WHAT YOU SHOULD DO —
The reply should be one number: how many lines of the data below contain "Direct".

___ DATA SUPPLIED

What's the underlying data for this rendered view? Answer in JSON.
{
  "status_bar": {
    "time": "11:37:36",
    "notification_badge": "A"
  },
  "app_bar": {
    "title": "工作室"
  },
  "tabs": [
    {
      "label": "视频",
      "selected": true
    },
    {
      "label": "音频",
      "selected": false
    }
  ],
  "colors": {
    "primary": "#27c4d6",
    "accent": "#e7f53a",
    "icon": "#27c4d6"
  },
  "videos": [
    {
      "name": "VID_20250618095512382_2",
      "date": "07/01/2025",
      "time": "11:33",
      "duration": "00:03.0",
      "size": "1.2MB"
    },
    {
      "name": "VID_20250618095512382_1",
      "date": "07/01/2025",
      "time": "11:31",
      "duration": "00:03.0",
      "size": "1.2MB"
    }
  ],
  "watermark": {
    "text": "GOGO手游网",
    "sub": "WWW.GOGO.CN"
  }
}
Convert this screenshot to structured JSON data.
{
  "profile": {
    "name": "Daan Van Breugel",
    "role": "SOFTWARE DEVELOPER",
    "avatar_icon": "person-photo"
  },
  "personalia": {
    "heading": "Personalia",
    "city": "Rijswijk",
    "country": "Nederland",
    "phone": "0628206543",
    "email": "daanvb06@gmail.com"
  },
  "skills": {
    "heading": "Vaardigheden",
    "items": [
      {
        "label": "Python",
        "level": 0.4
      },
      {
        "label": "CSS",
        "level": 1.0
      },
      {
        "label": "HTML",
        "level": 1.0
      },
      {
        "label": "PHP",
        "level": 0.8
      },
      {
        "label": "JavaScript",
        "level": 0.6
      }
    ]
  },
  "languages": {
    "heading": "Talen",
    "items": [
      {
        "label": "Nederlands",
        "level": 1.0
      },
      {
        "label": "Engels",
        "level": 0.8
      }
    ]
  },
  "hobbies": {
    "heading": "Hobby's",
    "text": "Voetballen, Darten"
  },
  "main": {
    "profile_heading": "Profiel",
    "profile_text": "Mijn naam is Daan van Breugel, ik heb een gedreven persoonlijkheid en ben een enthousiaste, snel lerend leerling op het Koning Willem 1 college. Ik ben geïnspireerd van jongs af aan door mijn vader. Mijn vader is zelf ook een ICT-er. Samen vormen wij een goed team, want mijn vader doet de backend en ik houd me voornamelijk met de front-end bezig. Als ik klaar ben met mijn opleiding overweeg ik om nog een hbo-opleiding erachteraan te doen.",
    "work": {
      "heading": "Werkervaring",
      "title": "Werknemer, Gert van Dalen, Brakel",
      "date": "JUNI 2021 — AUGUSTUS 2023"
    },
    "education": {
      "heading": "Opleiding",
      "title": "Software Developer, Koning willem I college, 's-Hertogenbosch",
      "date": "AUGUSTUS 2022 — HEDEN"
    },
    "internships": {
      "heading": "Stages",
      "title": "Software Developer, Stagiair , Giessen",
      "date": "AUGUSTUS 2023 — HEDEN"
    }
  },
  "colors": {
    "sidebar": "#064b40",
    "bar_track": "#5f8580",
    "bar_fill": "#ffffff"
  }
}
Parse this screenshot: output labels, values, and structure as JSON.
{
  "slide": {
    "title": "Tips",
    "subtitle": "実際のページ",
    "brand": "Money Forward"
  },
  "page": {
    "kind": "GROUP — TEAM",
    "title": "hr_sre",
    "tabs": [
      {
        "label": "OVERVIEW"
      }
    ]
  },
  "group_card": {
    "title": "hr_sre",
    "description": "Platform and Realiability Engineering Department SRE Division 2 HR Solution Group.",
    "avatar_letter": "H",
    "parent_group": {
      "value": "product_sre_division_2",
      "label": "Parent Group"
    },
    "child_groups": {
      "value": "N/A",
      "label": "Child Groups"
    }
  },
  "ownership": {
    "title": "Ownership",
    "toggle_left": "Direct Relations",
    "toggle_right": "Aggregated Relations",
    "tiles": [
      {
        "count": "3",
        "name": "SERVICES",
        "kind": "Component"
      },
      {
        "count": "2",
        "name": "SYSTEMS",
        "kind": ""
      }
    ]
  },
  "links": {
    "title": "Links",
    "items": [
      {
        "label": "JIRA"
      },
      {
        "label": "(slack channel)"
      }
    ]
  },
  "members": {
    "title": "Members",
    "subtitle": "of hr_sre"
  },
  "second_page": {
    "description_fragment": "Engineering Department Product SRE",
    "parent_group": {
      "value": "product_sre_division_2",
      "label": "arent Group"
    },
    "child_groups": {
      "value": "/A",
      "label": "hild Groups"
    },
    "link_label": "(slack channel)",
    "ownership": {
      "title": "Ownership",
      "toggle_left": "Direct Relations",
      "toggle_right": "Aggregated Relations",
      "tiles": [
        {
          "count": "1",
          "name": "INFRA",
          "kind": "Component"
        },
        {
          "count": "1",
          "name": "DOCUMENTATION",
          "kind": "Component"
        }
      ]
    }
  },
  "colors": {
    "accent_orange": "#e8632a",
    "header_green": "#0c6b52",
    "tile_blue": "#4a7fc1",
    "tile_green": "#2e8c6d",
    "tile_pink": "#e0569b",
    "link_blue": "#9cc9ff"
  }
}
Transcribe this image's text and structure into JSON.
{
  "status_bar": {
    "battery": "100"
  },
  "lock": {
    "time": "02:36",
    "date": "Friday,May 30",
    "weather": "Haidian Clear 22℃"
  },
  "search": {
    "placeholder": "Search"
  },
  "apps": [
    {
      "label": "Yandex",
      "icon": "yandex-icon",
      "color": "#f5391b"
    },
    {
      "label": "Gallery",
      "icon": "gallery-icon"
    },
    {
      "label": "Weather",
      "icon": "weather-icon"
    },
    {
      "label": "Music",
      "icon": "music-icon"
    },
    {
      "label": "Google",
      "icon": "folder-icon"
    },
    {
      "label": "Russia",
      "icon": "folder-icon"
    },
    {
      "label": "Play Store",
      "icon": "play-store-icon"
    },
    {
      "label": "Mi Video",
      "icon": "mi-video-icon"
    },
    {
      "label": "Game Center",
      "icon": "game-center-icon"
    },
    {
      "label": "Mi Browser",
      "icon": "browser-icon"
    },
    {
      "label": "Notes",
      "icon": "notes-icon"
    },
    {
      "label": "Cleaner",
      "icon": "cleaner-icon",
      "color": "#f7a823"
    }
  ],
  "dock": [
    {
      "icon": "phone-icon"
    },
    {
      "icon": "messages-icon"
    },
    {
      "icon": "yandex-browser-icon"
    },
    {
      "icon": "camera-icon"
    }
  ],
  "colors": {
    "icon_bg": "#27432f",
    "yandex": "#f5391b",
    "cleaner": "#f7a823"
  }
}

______

ANSWER TO THIS PROBLEM —
2